- The best thing about this recipe is the versatility. You can have fun with the ingredients like I did. If you would like to try a more traditional coffee cake, check out Jamie’s chocolate-walnut version. She includes a yummy apple version in the same post. Or check out Ria’s Indian spiced version for something completely different and quite exotic sounding. I’d love to try that mix of spices in something baked!
- On the dough: It’s a wet, sticky dough that rose very slowly for me (2 hours), and when it did couldn’t muster up much energy. There was barely a glimmer of needing a good punching down. I didn’t use my proofer, but swear each time this happens that I have one, so why NOT use it 100% of the time. To be fair, I have had great results without the proofer, so like to keep it real when ever possible. This means running around with the dough from window to sunny window. Crazy.
- On the saffron in the dough: When I saw that I’d be adding the saffron to liquid that hadn’t been heated very long, I wondered. And I immediately saw the result. Maybe I didn’t heat it quite long enough. The saffron was very slow to spread its fragrance and lovely color. I usually add saffron to water (or liquid) just boiled and left to steep. An intense color is almost immediately visible. My dough ended up with a token strand of saffron, which by the end of the second rise was showing evidence of some stubborn spreading of color. Reminds me of getting 1/2 cherry in a can of fruit cocktail when I was a kid. Hilarious!
- The mixture of nuts, spice, and fruit I chose was heavenly right from the grinder. I’m thinking the same mixture is definitely going into a muffin very soon. But in the finished coffee cake, the flavors lost their individuality. Maybe more cardamom was needed, but I didn’t want to overwhelm the other flavors.
- On the second rise: There’s something a bit strange about dough filled with meringue sitting at room temperature for another rise. Hmmm…Mine began to leak as it broke down and I’m wondering whether cream of tartar would have changed that. Or whipped the meringue even longer than I did.
- The coffee cake cooks fairly quickly, and mine continued to lose even more of the merinque during baking. Would this be a legitimate Daring Baker challenge without all these little problems? Heck no!
- The resulting “cake” was slightly sweet — which I like — scented with citrus, and rich with the flavor of apricots. I love apricots, so this was perfect. The crumb was quite firm — even dry to us. Too dry. I’m thinking it would make great toast or French toast.

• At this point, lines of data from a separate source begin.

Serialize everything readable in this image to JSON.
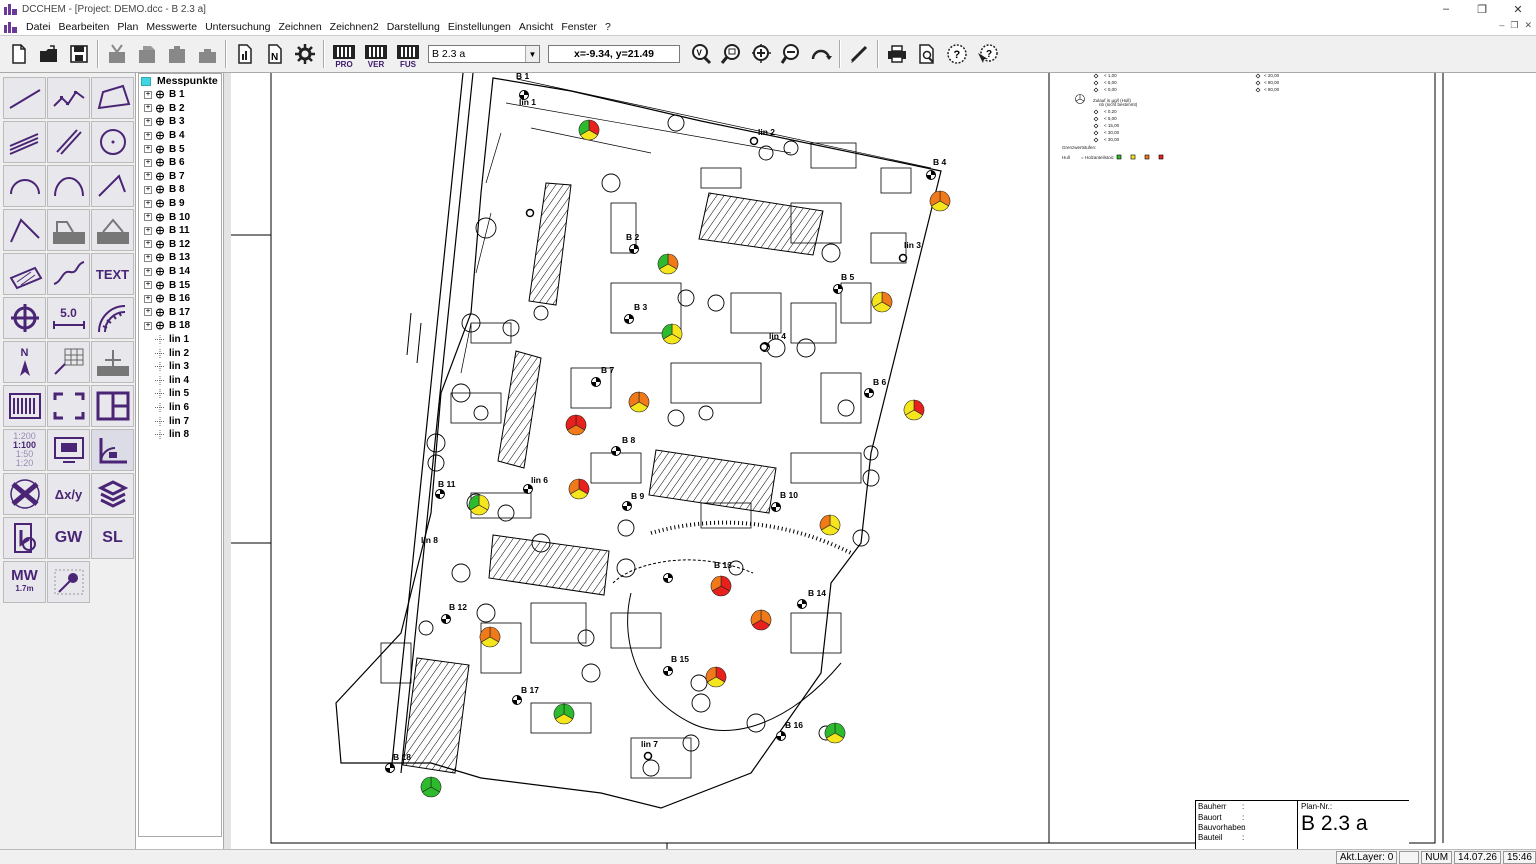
{
  "window": {
    "title": "DCCHEM - [Project: DEMO.dcc - B 2.3 a]",
    "min": "–",
    "max": "❐",
    "close": "✕"
  },
  "menu": [
    "Datei",
    "Bearbeiten",
    "Plan",
    "Messwerte",
    "Untersuchung",
    "Zeichnen",
    "Zeichnen2",
    "Darstellung",
    "Einstellungen",
    "Ansicht",
    "Fenster",
    "?"
  ],
  "toolbar": {
    "plan_value": "B 2.3 a",
    "coords": "x=-9.34, y=21.49",
    "pro": "PRO",
    "ver": "VER",
    "fus": "FUS"
  },
  "tools": {
    "text": "TEXT",
    "dim": "5.0",
    "north": "N",
    "scale1": "1:200",
    "scale2": "1:100",
    "scale3": "1:50",
    "scale4": "1:20",
    "dxy": "Δx/y",
    "gw": "GW",
    "sl": "SL",
    "mw": "MW",
    "mwv": "1.7m"
  },
  "tree": {
    "root": "Messpunkte",
    "points": [
      "B 1",
      "B 2",
      "B 3",
      "B 4",
      "B 5",
      "B 6",
      "B 7",
      "B 8",
      "B 9",
      "B 10",
      "B 11",
      "B 12",
      "B 13",
      "B 14",
      "B 15",
      "B 16",
      "B 17",
      "B 18"
    ],
    "lines": [
      "lin 1",
      "lin 2",
      "lin 3",
      "lin 4",
      "lin 5",
      "lin 6",
      "lin 7",
      "lin 8"
    ]
  },
  "plan": {
    "labels": [
      {
        "t": "B 1",
        "k": "b1"
      },
      {
        "t": "lin 1",
        "k": "l1"
      },
      {
        "t": "lin 2",
        "k": "l2"
      },
      {
        "t": "B 4",
        "k": "b4"
      },
      {
        "t": "B 2",
        "k": "b2"
      },
      {
        "t": "lin 3",
        "k": "l3"
      },
      {
        "t": "B 5",
        "k": "b5"
      },
      {
        "t": "B 3",
        "k": "b3"
      },
      {
        "t": "lin 4",
        "k": "l4"
      },
      {
        "t": "B 7",
        "k": "b7"
      },
      {
        "t": "B 6",
        "k": "b6"
      },
      {
        "t": "B 8",
        "k": "b8"
      },
      {
        "t": "B 11",
        "k": "b11"
      },
      {
        "t": "lin 6",
        "k": "l6"
      },
      {
        "t": "B 9",
        "k": "b9"
      },
      {
        "t": "B 10",
        "k": "b10"
      },
      {
        "t": "lin 8",
        "k": "l8"
      },
      {
        "t": "B 13",
        "k": "b13"
      },
      {
        "t": "B 14",
        "k": "b14"
      },
      {
        "t": "B 12",
        "k": "b12"
      },
      {
        "t": "B 15",
        "k": "b15"
      },
      {
        "t": "B 17",
        "k": "b17"
      },
      {
        "t": "B 16",
        "k": "b16"
      },
      {
        "t": "lin 7",
        "k": "l7"
      },
      {
        "t": "B 18",
        "k": "b18"
      }
    ],
    "legend": {
      "lines1": [
        "< 1,00",
        "< 5,00",
        "< 0,00"
      ],
      "lines2": [
        "< 20,00",
        "< 80,00",
        "< 80,00"
      ],
      "head2": "Zulauf in µg/l (Hull)",
      "sub2": "nb (nicht bestimmt)",
      "lines3": [
        "< 0,20",
        "< 5,00",
        "< 15,00",
        "< 30,00",
        "< 30,00"
      ],
      "grenzwerte": "Grenzwertstufen:",
      "hull": "Hull",
      "holz": "= Holzanteilstoic",
      "abc": "A  B  C"
    }
  },
  "titleblock": {
    "bauherr": "Bauherr",
    "bauort": "Bauort",
    "bauvorhaben": "Bauvorhaben",
    "bauteil": "Bauteil",
    "colon": ":",
    "plan_nr_label": "Plan-Nr.:",
    "plan_nr": "B 2.3 a"
  },
  "status": {
    "layer": "Akt.Layer: 0",
    "num": "NUM",
    "date": "14.07.26",
    "time": "15:46"
  },
  "colors": {
    "accent": "#4a2575",
    "red": "#e8211d",
    "orange": "#f07a1a",
    "yellow": "#f5e51c",
    "green": "#2dbb2d"
  }
}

- All in all, a recipe to have fun with another time switching up the fillings, but the jury is still out on that meringue. Interesting. Maybe I just screwed it up!
- There are even more Daring Bakers now — so many on the I’m having trouble finding names I remember, but take the time to check out the blogroll for a few of their yeasted coffee cakes if you have some time!